What the exercise asks - The answer is every line in the data below that contains the word "heading".

(Records excerpted from a collection)
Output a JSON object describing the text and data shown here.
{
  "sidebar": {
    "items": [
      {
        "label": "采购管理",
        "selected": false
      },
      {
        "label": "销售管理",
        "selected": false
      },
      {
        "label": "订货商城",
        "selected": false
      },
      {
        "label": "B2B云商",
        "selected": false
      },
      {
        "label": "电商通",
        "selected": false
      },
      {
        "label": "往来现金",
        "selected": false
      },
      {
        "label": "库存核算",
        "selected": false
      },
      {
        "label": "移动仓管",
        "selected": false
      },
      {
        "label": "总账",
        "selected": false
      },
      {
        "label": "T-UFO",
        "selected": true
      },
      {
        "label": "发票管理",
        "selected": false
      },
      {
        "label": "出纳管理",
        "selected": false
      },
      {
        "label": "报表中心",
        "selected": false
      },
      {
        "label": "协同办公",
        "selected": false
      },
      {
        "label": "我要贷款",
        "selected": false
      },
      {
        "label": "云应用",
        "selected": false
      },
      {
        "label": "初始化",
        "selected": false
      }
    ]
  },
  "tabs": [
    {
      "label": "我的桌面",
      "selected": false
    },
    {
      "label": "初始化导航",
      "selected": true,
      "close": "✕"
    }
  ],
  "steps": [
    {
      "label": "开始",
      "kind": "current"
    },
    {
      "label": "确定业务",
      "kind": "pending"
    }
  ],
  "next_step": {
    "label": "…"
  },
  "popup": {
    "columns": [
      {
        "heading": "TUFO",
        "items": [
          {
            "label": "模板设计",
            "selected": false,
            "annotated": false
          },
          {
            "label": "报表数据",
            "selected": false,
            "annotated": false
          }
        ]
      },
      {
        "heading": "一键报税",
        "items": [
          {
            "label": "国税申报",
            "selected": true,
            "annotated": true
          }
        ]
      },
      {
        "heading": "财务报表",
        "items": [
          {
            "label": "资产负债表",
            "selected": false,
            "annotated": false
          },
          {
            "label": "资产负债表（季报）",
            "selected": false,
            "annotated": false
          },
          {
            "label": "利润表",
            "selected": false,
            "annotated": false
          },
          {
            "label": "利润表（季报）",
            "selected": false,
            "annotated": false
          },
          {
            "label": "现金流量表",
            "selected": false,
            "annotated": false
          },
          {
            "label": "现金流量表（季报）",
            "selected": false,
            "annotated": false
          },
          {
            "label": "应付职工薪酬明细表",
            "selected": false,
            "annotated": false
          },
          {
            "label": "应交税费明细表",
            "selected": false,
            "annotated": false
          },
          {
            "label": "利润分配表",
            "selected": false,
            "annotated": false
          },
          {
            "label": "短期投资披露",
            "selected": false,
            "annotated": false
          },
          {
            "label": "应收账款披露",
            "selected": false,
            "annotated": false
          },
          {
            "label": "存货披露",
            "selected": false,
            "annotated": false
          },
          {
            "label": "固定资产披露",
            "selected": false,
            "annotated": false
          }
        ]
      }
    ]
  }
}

Exercise result -
        "heading": "TUFO",
        "heading": "一键报税",
        "heading": "财务报表",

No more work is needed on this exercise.